DIRECTIONS:
Would you copy each line of the records that includes the word "text"?

MATERIAL FOR THIS EXERCISE:
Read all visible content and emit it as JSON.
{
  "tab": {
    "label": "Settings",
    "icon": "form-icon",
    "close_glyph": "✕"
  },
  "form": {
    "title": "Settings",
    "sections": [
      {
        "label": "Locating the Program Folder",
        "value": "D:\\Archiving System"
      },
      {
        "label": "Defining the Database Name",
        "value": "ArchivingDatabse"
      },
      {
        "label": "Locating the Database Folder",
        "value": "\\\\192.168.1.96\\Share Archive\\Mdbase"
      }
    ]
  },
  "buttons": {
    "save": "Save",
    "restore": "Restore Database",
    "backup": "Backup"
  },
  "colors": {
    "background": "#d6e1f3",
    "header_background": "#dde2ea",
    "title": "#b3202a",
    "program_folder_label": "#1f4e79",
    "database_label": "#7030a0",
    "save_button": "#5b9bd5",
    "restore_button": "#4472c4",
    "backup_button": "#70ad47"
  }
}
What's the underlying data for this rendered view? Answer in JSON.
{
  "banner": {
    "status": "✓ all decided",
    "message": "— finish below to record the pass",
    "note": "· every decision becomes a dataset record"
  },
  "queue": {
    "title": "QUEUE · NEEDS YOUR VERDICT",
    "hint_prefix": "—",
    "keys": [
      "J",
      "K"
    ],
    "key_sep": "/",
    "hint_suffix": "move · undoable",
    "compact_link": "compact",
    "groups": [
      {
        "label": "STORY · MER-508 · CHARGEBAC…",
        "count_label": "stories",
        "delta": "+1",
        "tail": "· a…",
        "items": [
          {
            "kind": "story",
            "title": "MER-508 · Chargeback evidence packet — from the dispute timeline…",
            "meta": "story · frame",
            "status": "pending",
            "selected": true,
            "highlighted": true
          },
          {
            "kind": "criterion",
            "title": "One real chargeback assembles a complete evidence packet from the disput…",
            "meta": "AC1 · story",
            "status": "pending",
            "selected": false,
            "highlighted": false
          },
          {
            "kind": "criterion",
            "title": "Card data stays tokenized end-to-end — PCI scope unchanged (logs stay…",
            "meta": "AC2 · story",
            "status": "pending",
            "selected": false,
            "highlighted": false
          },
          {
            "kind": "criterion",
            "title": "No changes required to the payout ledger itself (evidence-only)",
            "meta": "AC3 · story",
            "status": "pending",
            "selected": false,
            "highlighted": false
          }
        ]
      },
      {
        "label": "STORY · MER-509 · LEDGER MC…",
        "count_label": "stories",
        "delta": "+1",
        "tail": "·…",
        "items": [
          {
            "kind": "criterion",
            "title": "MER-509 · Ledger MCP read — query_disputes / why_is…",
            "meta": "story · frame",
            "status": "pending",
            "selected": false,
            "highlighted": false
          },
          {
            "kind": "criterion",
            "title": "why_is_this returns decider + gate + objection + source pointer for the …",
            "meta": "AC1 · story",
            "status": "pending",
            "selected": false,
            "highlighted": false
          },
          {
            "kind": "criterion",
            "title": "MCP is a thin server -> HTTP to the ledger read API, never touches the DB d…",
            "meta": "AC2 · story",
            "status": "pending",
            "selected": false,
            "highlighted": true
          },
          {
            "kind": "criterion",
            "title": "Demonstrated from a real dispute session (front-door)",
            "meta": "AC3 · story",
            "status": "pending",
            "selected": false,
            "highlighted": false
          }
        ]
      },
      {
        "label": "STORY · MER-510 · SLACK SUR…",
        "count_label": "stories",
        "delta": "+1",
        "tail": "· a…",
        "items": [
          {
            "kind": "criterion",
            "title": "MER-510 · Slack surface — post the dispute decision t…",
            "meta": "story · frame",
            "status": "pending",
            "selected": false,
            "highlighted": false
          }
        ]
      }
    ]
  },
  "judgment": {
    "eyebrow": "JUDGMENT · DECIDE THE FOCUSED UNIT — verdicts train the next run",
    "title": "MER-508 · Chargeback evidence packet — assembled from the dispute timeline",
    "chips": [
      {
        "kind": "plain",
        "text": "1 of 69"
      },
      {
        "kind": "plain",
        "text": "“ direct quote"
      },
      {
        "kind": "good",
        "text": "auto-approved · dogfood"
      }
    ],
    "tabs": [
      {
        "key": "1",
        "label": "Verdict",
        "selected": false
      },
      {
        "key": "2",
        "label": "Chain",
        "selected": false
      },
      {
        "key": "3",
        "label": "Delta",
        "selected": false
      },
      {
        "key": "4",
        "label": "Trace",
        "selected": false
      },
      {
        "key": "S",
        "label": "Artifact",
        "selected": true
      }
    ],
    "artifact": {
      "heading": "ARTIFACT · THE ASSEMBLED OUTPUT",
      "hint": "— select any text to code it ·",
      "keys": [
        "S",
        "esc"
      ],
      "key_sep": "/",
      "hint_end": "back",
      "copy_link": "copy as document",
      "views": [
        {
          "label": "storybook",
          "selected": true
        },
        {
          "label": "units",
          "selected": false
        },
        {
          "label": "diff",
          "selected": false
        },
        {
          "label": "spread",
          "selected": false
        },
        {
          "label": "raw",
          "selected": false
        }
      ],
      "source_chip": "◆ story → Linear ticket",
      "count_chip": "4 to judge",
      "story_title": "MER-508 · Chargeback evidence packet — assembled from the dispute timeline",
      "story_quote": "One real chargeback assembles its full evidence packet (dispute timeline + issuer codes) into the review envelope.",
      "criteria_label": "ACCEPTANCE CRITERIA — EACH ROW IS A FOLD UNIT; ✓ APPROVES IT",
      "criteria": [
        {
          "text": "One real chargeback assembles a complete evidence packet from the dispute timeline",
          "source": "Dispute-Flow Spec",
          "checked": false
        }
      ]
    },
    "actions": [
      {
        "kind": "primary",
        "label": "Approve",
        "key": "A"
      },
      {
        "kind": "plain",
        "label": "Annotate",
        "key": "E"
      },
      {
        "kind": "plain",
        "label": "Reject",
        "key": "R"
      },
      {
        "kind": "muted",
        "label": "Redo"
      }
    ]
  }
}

TASK RESPONSE:
        "text": "1 of 69"
        "text": "“ direct quote"
        "text": "auto-approved · dogfood"
      "hint": "— select any text to code it ·",
          "text": "One real chargeback assembles a complete evidence packet from the dispute timeline",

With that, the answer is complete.